Source records:

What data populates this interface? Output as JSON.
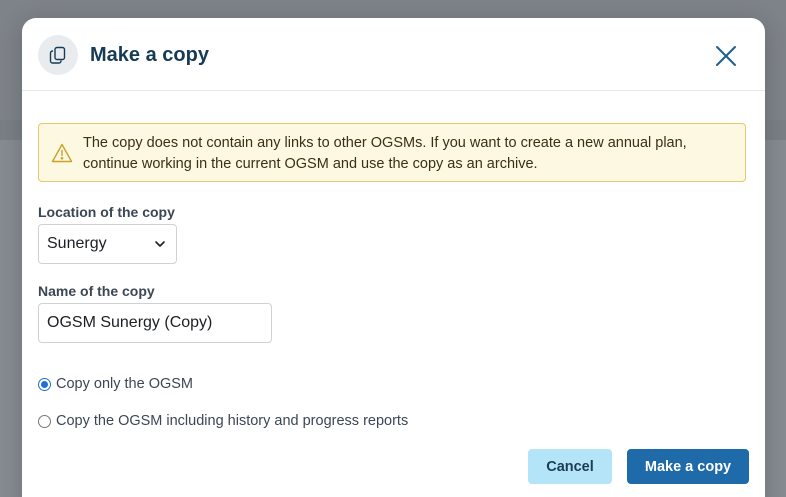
{
  "dialog": {
    "title": "Make a copy",
    "header_icon": "copy-icon",
    "close_icon": "close-icon"
  },
  "alert": {
    "icon": "warning-icon",
    "message": "The copy does not contain any links to other OGSMs. If you want to create a new annual plan, continue working in the current OGSM and use the copy as an archive."
  },
  "location": {
    "label": "Location of the copy",
    "selected": "Sunergy"
  },
  "name": {
    "label": "Name of the copy",
    "value": "OGSM Sunergy (Copy)"
  },
  "options": [
    {
      "label": "Copy only the OGSM",
      "checked": true
    },
    {
      "label": "Copy the OGSM including history and progress reports",
      "checked": false
    }
  ],
  "buttons": {
    "cancel": "Cancel",
    "submit": "Make a copy"
  },
  "colors": {
    "title": "#173a55",
    "primary": "#1f6aa8",
    "secondary": "#b4e4f7",
    "alert_bg": "#fdf8e1",
    "alert_border": "#e6c96a"
  }
}
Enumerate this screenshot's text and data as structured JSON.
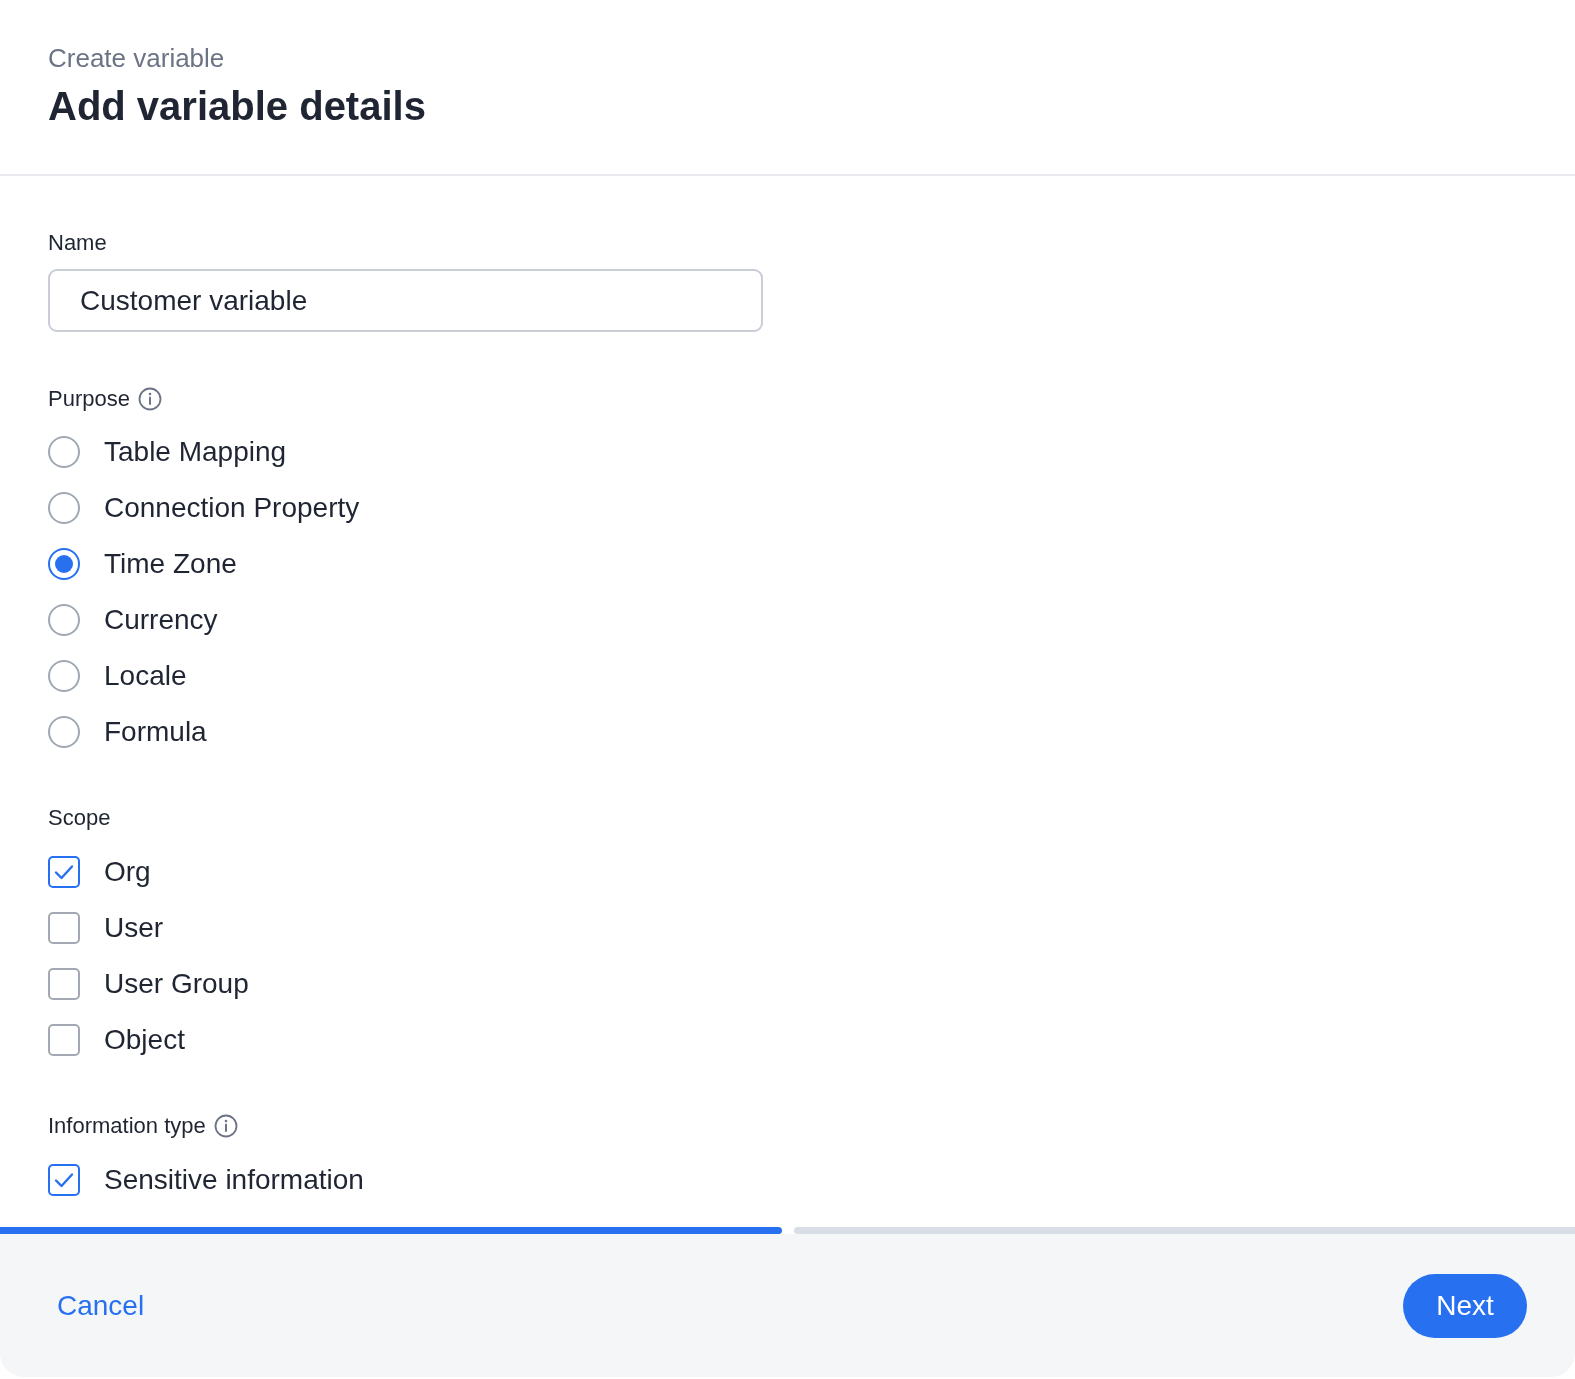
{
  "header": {
    "subtitle": "Create variable",
    "title": "Add variable details"
  },
  "form": {
    "name": {
      "label": "Name",
      "value": "Customer variable"
    },
    "purpose": {
      "label": "Purpose",
      "info_icon": true,
      "options": [
        {
          "label": "Table Mapping",
          "selected": false
        },
        {
          "label": "Connection Property",
          "selected": false
        },
        {
          "label": "Time Zone",
          "selected": true
        },
        {
          "label": "Currency",
          "selected": false
        },
        {
          "label": "Locale",
          "selected": false
        },
        {
          "label": "Formula",
          "selected": false
        }
      ]
    },
    "scope": {
      "label": "Scope",
      "options": [
        {
          "label": "Org",
          "checked": true
        },
        {
          "label": "User",
          "checked": false
        },
        {
          "label": "User Group",
          "checked": false
        },
        {
          "label": "Object",
          "checked": false
        }
      ]
    },
    "information_type": {
      "label": "Information type",
      "info_icon": true,
      "options": [
        {
          "label": "Sensitive information",
          "checked": true
        }
      ]
    }
  },
  "progress": {
    "steps": [
      {
        "done": true
      },
      {
        "done": false
      }
    ]
  },
  "footer": {
    "cancel": "Cancel",
    "next": "Next"
  }
}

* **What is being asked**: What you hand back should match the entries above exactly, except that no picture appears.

* **Expected answer**:
What data populates this interface? Output as JSON.
{
  "dialog": {
    "title": "Make a copy",
    "header_icon": "copy-icon",
    "close_icon": "close-icon"
  },
  "alert": {
    "icon": "warning-icon",
    "message": "The copy does not contain any links to other OGSMs. If you want to create a new annual plan, continue working in the current OGSM and use the copy as an archive."
  },
  "location": {
    "label": "Location of the copy",
    "selected": "Sunergy"
  },
  "name": {
    "label": "Name of the copy",
    "value": "OGSM Sunergy (Copy)"
  },
  "options": [
    {
      "label": "Copy only the OGSM",
      "checked": true
    },
    {
      "label": "Copy the OGSM including history and progress reports",
      "checked": false
    }
  ],
  "buttons": {
    "cancel": "Cancel",
    "submit": "Make a copy"
  },
  "colors": {
    "title": "#173a55",
    "primary": "#1f6aa8",
    "secondary": "#b4e4f7",
    "alert_bg": "#fdf8e1",
    "alert_border": "#e6c96a"
  }
}
Enumerate this screenshot's text and data as structured JSON.
{
  "header": {
    "subtitle": "Create variable",
    "title": "Add variable details"
  },
  "form": {
    "name": {
      "label": "Name",
      "value": "Customer variable"
    },
    "purpose": {
      "label": "Purpose",
      "info_icon": true,
      "options": [
        {
          "label": "Table Mapping",
          "selected": false
        },
        {
          "label": "Connection Property",
          "selected": false
        },
        {
          "label": "Time Zone",
          "selected": true
        },
        {
          "label": "Currency",
          "selected": false
        },
        {
          "label": "Locale",
          "selected": false
        },
        {
          "label": "Formula",
          "selected": false
        }
      ]
    },
    "scope": {
      "label": "Scope",
      "options": [
        {
          "label": "Org",
          "checked": true
        },
        {
          "label": "User",
          "checked": false
        },
        {
          "label": "User Group",
          "checked": false
        },
        {
          "label": "Object",
          "checked": false
        }
      ]
    },
    "information_type": {
      "label": "Information type",
      "info_icon": true,
      "options": [
        {
          "label": "Sensitive information",
          "checked": true
        }
      ]
    }
  },
  "progress": {
    "steps": [
      {
        "done": true
      },
      {
        "done": false
      }
    ]
  },
  "footer": {
    "cancel": "Cancel",
    "next": "Next"
  }
}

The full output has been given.